Ask any TV reporter — interviewing kids is like going to a casino: there’s that small chance you’ll win big with some adorable, innocent, insightful, sweet or gripping soundbite, but most of the time, prepare to lose big with one word answers and a whole lot of “I don’t know.” And if you find a kid who does have something interesting to say, they may just clam up as soon as the camera is rolling.
So from my past life in broadcasting, I knew that children weren't always the most forthcoming. But when my four kids were little, the ones who could talk would tell me everything. All day. Every day. I had heard about sullen tweens and teens who stopped talking to their moms, but surely, they hadn’t met my two daughters. I knew I was in for a rough ride with my boys, but since they were younger I felt like I had time.
And then one day, my oldest— that sweet, chatty little girl with the curly blond hair —started dismissing me, giving me one word answers, and rolling her eyes at me. I knew what she was doing, and that it was developmentally right on target, but it still hurt.
By then, I had swapped my reporter's mic for an instructor's headset at barre3 in Morristown, New Jersey. I loved everything about it, and considered teaching and taking classes to be a source of so much fun and my not-so-secret weapon against the stress of daily life. All the time, clients would walk into the studio and declare that this was their happy place.

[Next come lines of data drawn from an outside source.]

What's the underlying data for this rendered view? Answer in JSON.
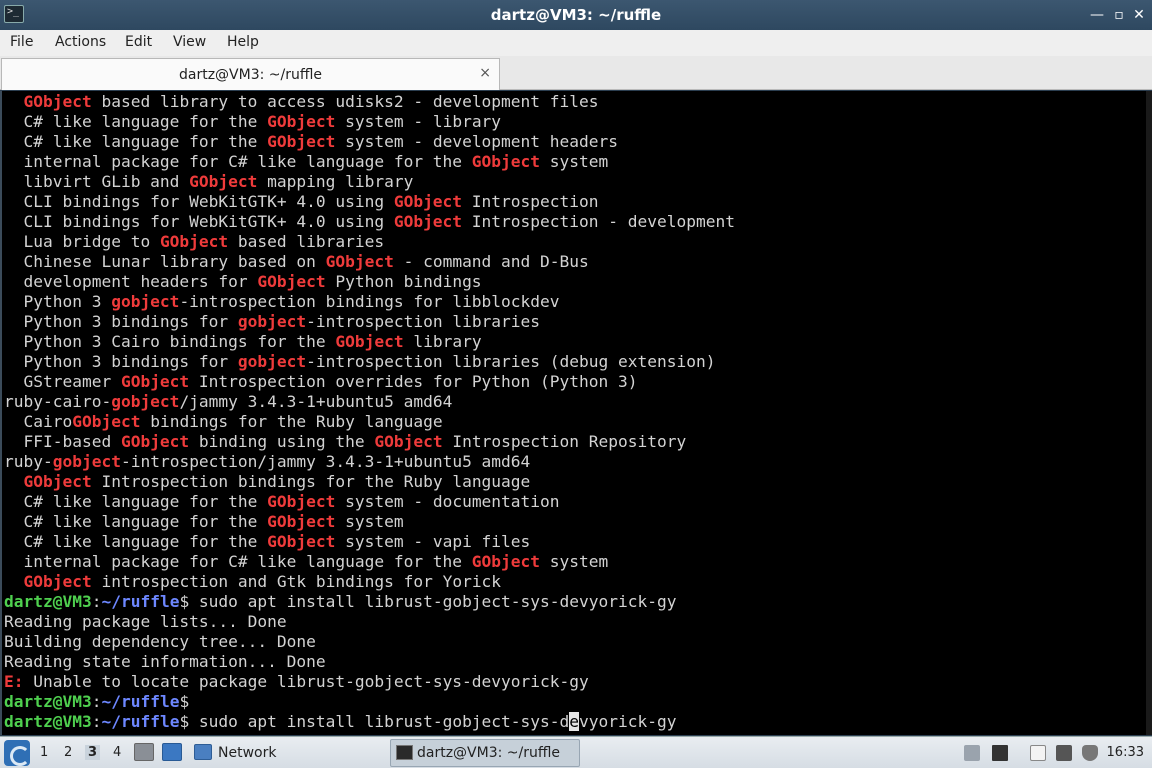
{
  "window": {
    "title": "dartz@VM3: ~/ruffle",
    "minimize": "—",
    "maximize": "▫",
    "close": "✕"
  },
  "menu": [
    "File",
    "Actions",
    "Edit",
    "View",
    "Help"
  ],
  "tab": {
    "label": "dartz@VM3: ~/ruffle",
    "close": "×"
  },
  "prompt": {
    "user": "dartz@VM3",
    "path": "~/ruffle"
  },
  "terminal_lines": [
    [
      [
        "  ",
        ""
      ],
      [
        "GObject",
        "hl"
      ],
      [
        " based library to access udisks2 - development files",
        ""
      ]
    ],
    [
      [
        "  C# like language for the ",
        ""
      ],
      [
        "GObject",
        "hl"
      ],
      [
        " system - library",
        ""
      ]
    ],
    [
      [
        "  C# like language for the ",
        ""
      ],
      [
        "GObject",
        "hl"
      ],
      [
        " system - development headers",
        ""
      ]
    ],
    [
      [
        "  internal package for C# like language for the ",
        ""
      ],
      [
        "GObject",
        "hl"
      ],
      [
        " system",
        ""
      ]
    ],
    [
      [
        "  libvirt GLib and ",
        ""
      ],
      [
        "GObject",
        "hl"
      ],
      [
        " mapping library",
        ""
      ]
    ],
    [
      [
        "  CLI bindings for WebKitGTK+ 4.0 using ",
        ""
      ],
      [
        "GObject",
        "hl"
      ],
      [
        " Introspection",
        ""
      ]
    ],
    [
      [
        "  CLI bindings for WebKitGTK+ 4.0 using ",
        ""
      ],
      [
        "GObject",
        "hl"
      ],
      [
        " Introspection - development",
        ""
      ]
    ],
    [
      [
        "  Lua bridge to ",
        ""
      ],
      [
        "GObject",
        "hl"
      ],
      [
        " based libraries",
        ""
      ]
    ],
    [
      [
        "  Chinese Lunar library based on ",
        ""
      ],
      [
        "GObject",
        "hl"
      ],
      [
        " - command and D-Bus",
        ""
      ]
    ],
    [
      [
        "  development headers for ",
        ""
      ],
      [
        "GObject",
        "hl"
      ],
      [
        " Python bindings",
        ""
      ]
    ],
    [
      [
        "  Python 3 ",
        ""
      ],
      [
        "gobject",
        "hl"
      ],
      [
        "-introspection bindings for libblockdev",
        ""
      ]
    ],
    [
      [
        "  Python 3 bindings for ",
        ""
      ],
      [
        "gobject",
        "hl"
      ],
      [
        "-introspection libraries",
        ""
      ]
    ],
    [
      [
        "  Python 3 Cairo bindings for the ",
        ""
      ],
      [
        "GObject",
        "hl"
      ],
      [
        " library",
        ""
      ]
    ],
    [
      [
        "  Python 3 bindings for ",
        ""
      ],
      [
        "gobject",
        "hl"
      ],
      [
        "-introspection libraries (debug extension)",
        ""
      ]
    ],
    [
      [
        "  GStreamer ",
        ""
      ],
      [
        "GObject",
        "hl"
      ],
      [
        " Introspection overrides for Python (Python 3)",
        ""
      ]
    ],
    [
      [
        "ruby-cairo-",
        ""
      ],
      [
        "gobject",
        "hl"
      ],
      [
        "/jammy 3.4.3-1+ubuntu5 amd64",
        ""
      ]
    ],
    [
      [
        "  Cairo",
        ""
      ],
      [
        "GObject",
        "hl"
      ],
      [
        " bindings for the Ruby language",
        ""
      ]
    ],
    [
      [
        "  FFI-based ",
        ""
      ],
      [
        "GObject",
        "hl"
      ],
      [
        " binding using the ",
        ""
      ],
      [
        "GObject",
        "hl"
      ],
      [
        " Introspection Repository",
        ""
      ]
    ],
    [
      [
        "ruby-",
        ""
      ],
      [
        "gobject",
        "hl"
      ],
      [
        "-introspection/jammy 3.4.3-1+ubuntu5 amd64",
        ""
      ]
    ],
    [
      [
        "  ",
        ""
      ],
      [
        "GObject",
        "hl"
      ],
      [
        " Introspection bindings for the Ruby language",
        ""
      ]
    ],
    [
      [
        "  C# like language for the ",
        ""
      ],
      [
        "GObject",
        "hl"
      ],
      [
        " system - documentation",
        ""
      ]
    ],
    [
      [
        "  C# like language for the ",
        ""
      ],
      [
        "GObject",
        "hl"
      ],
      [
        " system",
        ""
      ]
    ],
    [
      [
        "  C# like language for the ",
        ""
      ],
      [
        "GObject",
        "hl"
      ],
      [
        " system - vapi files",
        ""
      ]
    ],
    [
      [
        "  internal package for C# like language for the ",
        ""
      ],
      [
        "GObject",
        "hl"
      ],
      [
        " system",
        ""
      ]
    ],
    [
      [
        "  ",
        ""
      ],
      [
        "GObject",
        "hl"
      ],
      [
        " introspection and Gtk bindings for Yorick",
        ""
      ]
    ],
    [
      [
        "dartz@VM3",
        "pu"
      ],
      [
        ":",
        ""
      ],
      [
        "~/ruffle",
        "pd"
      ],
      [
        "$ sudo apt install librust-gobject-sys-devyorick-gy",
        ""
      ]
    ],
    [
      [
        "Reading package lists... Done",
        ""
      ]
    ],
    [
      [
        "Building dependency tree... Done",
        ""
      ]
    ],
    [
      [
        "Reading state information... Done",
        ""
      ]
    ],
    [
      [
        "E:",
        "err"
      ],
      [
        " Unable to locate package librust-gobject-sys-devyorick-gy",
        ""
      ]
    ],
    [
      [
        "dartz@VM3",
        "pu"
      ],
      [
        ":",
        ""
      ],
      [
        "~/ruffle",
        "pd"
      ],
      [
        "$",
        ""
      ]
    ],
    [
      [
        "dartz@VM3",
        "pu"
      ],
      [
        ":",
        ""
      ],
      [
        "~/ruffle",
        "pd"
      ],
      [
        "$ sudo apt install librust-gobject-sys-d",
        ""
      ],
      [
        "e",
        "cur"
      ],
      [
        "vyorick-gy",
        ""
      ]
    ]
  ],
  "taskbar": {
    "workspaces": [
      "1",
      "2",
      "3",
      "4"
    ],
    "active_workspace": "3",
    "folder_label": "Network",
    "task_label": "dartz@VM3: ~/ruffle",
    "clock": "16:33",
    "icons": [
      "start-menu-icon",
      "desktop-icon",
      "file-manager-icon",
      "folder-icon",
      "terminal-icon",
      "tray-up-icon",
      "volume-icon",
      "clipboard-icon",
      "network-icon",
      "shield-icon"
    ]
  }
}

And at one point I put it all together…this is everyone’s happy place because it’s welcoming, no one’s being judgmental, the staff and instructors are there to help everyone who walks in the door, and in class, we meet every client where they are and give them a remarkable workout whether they’re in the best shape of their lives or working through an injury, tending to a pregnancy, or just had a baby.

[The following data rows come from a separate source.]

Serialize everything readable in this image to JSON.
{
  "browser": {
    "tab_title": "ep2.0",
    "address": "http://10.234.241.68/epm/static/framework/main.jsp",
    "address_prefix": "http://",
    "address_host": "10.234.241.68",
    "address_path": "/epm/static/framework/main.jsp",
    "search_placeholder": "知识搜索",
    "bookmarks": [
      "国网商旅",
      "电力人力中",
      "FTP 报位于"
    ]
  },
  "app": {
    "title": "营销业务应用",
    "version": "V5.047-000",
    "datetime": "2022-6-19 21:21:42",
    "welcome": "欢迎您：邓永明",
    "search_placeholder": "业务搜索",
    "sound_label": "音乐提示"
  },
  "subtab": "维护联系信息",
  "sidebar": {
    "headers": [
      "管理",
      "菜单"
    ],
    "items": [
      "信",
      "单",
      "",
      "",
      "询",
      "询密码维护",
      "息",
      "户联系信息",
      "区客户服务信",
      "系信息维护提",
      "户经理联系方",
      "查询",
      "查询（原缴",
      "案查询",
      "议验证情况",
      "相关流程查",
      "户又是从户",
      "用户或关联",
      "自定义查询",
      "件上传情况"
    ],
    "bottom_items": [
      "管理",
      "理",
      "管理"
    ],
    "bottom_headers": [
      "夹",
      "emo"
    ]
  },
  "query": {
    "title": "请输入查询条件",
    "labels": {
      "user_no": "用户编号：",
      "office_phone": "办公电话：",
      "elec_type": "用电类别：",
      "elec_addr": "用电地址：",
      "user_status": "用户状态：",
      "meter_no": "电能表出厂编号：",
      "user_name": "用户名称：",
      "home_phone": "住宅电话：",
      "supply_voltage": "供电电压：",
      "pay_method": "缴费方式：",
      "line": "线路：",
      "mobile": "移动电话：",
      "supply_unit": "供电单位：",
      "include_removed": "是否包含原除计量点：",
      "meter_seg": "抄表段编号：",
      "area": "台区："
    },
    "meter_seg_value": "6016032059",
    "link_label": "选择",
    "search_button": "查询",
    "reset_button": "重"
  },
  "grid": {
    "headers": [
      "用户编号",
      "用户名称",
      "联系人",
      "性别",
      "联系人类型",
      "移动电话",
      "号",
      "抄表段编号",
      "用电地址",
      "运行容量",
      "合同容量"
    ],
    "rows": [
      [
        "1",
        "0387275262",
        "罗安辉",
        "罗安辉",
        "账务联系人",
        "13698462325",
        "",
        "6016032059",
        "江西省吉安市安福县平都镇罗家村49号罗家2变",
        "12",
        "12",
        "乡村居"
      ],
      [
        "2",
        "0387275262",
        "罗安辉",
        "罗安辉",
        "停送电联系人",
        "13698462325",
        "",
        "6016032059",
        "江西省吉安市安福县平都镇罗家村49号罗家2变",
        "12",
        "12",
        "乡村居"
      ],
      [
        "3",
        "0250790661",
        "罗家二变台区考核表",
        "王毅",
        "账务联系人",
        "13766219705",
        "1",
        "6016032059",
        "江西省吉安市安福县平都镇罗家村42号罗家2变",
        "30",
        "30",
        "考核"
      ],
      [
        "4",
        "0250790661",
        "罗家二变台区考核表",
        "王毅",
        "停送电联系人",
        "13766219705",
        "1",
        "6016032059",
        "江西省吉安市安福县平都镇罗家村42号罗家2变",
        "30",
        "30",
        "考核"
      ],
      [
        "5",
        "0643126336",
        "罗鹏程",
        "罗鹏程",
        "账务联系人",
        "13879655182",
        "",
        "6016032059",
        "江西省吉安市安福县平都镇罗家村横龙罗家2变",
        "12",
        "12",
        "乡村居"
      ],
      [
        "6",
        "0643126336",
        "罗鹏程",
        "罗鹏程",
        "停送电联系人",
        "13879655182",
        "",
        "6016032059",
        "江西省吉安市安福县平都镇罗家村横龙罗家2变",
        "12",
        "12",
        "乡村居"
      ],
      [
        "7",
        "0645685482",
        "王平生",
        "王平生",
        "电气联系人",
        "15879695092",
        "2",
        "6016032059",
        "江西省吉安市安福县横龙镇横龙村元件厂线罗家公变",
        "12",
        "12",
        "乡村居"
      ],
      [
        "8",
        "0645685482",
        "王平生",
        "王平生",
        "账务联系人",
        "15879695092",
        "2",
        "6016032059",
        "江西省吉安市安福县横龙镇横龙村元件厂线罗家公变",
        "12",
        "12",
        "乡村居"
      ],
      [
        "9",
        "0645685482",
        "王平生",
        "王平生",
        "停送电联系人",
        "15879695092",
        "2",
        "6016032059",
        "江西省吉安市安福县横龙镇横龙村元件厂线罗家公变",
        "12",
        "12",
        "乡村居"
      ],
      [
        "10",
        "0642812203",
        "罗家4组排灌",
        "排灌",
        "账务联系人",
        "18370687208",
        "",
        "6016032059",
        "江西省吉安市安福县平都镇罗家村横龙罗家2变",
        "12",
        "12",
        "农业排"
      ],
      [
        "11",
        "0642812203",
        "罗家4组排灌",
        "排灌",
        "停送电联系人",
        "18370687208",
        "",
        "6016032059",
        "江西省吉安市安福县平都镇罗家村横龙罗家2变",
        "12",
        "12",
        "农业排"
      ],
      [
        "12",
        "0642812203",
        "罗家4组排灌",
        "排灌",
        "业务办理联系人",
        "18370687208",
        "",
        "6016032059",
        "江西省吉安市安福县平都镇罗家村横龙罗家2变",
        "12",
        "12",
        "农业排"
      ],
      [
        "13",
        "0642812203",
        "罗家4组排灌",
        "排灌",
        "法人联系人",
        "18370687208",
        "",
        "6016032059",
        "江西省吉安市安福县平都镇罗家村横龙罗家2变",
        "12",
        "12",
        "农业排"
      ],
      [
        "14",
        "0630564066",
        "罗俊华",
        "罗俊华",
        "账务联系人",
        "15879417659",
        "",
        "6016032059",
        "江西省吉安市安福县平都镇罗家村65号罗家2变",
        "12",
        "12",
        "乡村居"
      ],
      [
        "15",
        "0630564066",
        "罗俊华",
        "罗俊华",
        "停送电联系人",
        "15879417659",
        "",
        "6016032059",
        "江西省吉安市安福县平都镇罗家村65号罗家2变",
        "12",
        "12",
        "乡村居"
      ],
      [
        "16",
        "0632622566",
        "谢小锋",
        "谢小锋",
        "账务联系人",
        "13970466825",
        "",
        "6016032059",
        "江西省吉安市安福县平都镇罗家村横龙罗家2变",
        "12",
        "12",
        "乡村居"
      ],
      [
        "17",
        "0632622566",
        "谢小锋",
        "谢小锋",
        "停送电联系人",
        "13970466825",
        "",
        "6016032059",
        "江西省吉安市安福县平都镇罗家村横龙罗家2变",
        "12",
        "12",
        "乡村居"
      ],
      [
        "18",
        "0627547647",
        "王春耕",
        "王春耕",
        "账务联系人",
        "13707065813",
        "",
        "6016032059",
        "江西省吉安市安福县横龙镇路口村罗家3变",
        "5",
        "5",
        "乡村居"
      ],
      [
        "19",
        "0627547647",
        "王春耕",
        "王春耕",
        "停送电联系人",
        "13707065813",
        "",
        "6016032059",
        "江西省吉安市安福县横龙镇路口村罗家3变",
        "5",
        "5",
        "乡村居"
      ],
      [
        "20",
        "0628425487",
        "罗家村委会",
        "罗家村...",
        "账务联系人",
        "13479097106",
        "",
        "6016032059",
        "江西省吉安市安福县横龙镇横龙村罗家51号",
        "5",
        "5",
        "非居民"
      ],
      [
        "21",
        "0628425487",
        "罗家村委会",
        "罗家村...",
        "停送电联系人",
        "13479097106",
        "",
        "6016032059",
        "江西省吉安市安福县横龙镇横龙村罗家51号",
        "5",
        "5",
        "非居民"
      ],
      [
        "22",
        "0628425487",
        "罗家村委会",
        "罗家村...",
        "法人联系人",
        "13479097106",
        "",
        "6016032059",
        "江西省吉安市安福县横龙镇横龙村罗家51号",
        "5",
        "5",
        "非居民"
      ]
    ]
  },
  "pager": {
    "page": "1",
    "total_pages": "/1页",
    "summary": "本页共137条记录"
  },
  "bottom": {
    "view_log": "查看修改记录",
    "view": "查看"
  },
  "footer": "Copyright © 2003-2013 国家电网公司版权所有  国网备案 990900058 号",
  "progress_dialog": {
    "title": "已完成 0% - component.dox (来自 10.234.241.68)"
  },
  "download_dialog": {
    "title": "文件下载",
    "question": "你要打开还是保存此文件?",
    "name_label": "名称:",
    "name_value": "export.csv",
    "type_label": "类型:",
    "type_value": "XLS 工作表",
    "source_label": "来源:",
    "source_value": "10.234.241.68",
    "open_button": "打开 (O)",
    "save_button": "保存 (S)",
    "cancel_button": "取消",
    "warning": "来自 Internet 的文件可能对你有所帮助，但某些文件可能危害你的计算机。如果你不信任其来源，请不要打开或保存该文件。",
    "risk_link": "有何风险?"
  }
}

I took stock of how things were and asked myself if I was doing at home what came naturally at the studio. At barre3 we build in the time to connect with clients before and after class. Was I really being present with them in the morning and afternoon? No. I was rushing around, taking care of their needs, but not really connecting. When I was at the studio, I’d never skip greeting a client with good eye contact and a smile, so why not slow down and give that to my kids?

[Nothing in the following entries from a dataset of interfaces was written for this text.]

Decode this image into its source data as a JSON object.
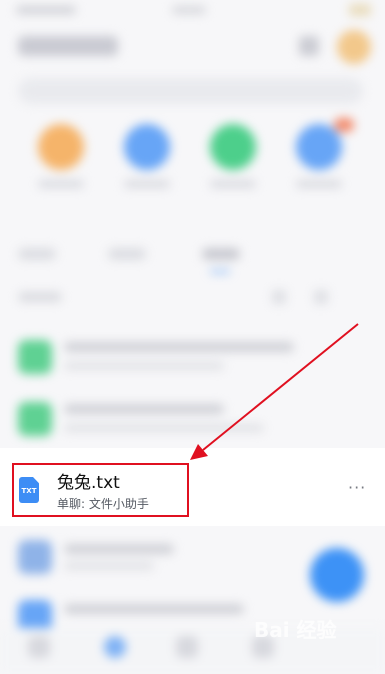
{
  "file_row": {
    "icon_text": "TXT",
    "name": "兔兔.txt",
    "subtitle": "单聊: 文件小助手",
    "more": "···"
  },
  "watermark": {
    "text": "Bai 经验"
  },
  "colors": {
    "accent": "#3d8df5",
    "annotation": "#e01020"
  },
  "icons": [
    "txt-file-icon",
    "more-icon",
    "floating-action-icon"
  ]
}
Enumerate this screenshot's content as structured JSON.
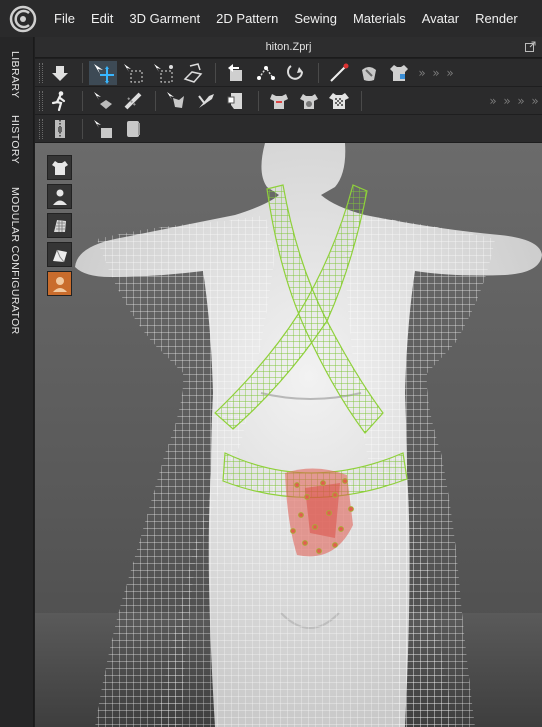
{
  "menu": {
    "items": [
      "File",
      "Edit",
      "3D Garment",
      "2D Pattern",
      "Sewing",
      "Materials",
      "Avatar",
      "Render"
    ]
  },
  "sidebar": {
    "tabs": [
      "LIBRARY",
      "HISTORY",
      "MODULAR CONFIGURATOR"
    ]
  },
  "window": {
    "title": "hiton.Zprj"
  },
  "colors": {
    "menubar": "#2a2a2b",
    "toolbar": "#2b2b2c",
    "viewport": "#626262",
    "garment_mesh": "#ffffff",
    "strap_mesh": "#8fd13a",
    "selection_points": "#e05a4f",
    "active_tool": "#c96c2c"
  },
  "toolbar": {
    "row1": [
      "move-down-icon",
      "transform-pattern-icon",
      "select-mesh-box-icon",
      "select-mesh-lasso-icon",
      "fold-arrangement-icon",
      "flatten-icon",
      "tack-icon",
      "tack-on-avatar-icon",
      "pin-icon",
      "steam-icon",
      "garment-fit-icon"
    ],
    "row2": [
      "simulate-walk-icon",
      "edit-sewing-icon",
      "edit-tack-icon",
      "reset-3d-icon",
      "fold-icon",
      "pattern-piece-icon",
      "measure-garment-icon",
      "quick-fit-icon",
      "shirt-checker-icon"
    ],
    "row3": [
      "zipper-icon",
      "select-fabric-icon",
      "cylinder-icon"
    ]
  },
  "viewport_tools": [
    "garment-display-icon",
    "avatar-display-icon",
    "fabric-render-icon",
    "texture-surface-icon",
    "avatar-show-icon"
  ]
}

As for being non-judgmental. Well…that’s really hard as a mom, right? These knuckleheads are doing ridiculous things. All. Day. Long. Like leaving a carton of milk out on the counter overnight, or making a huge mess and then walking away, only to blame it on their siblings when asked about it. Need I go on? It would impossible to stay neutral all the time. But I started being mindful of the vibe I was putting out there—because we all know it matters.
And finally, at barre3 we’re so well trained to find what’s going right with someone’s work out —be it their posture, their breathing, their focus, their effort, or how about this: despite all they may have going on, the fact that they even showed up that day. What if I started doing that with my kids? Just catching something they’re doing well, however small, and complimenting them? And when I started looking for those little things, they were so exciting to find. I love how you’re teaching your little brother how to make bubble letters…That’s so cool how you did your hair today! You finished your homework, you rockstar!
So I started practicing this (and practicing, and practicing). I have absolutely stumbled, lost my temper, decided in the heat of the moment that one or all of them didn’t deserve my patience. But I have to say, as I keep going, my teen is a little more chatty, and I feel like I have a more open relationship with her and her younger siblings. And it’s because these tools help me see them. Every day.
And since I’ve grown accustomed to having a teen (and in two months I'll have two of them), I know that there will be days I just can’t get any of them to interact all that much. And that’s fine. I just keep doing my thing so that when they do feel like talking, I won’t miss it.
So I decided for the sake of experiment to take some of those principles and apply them at home. As soon as the idea came to me, I felt scared. I think I knew what I’d learn: that my daughter might open up more if I actually showed her I was there to listen.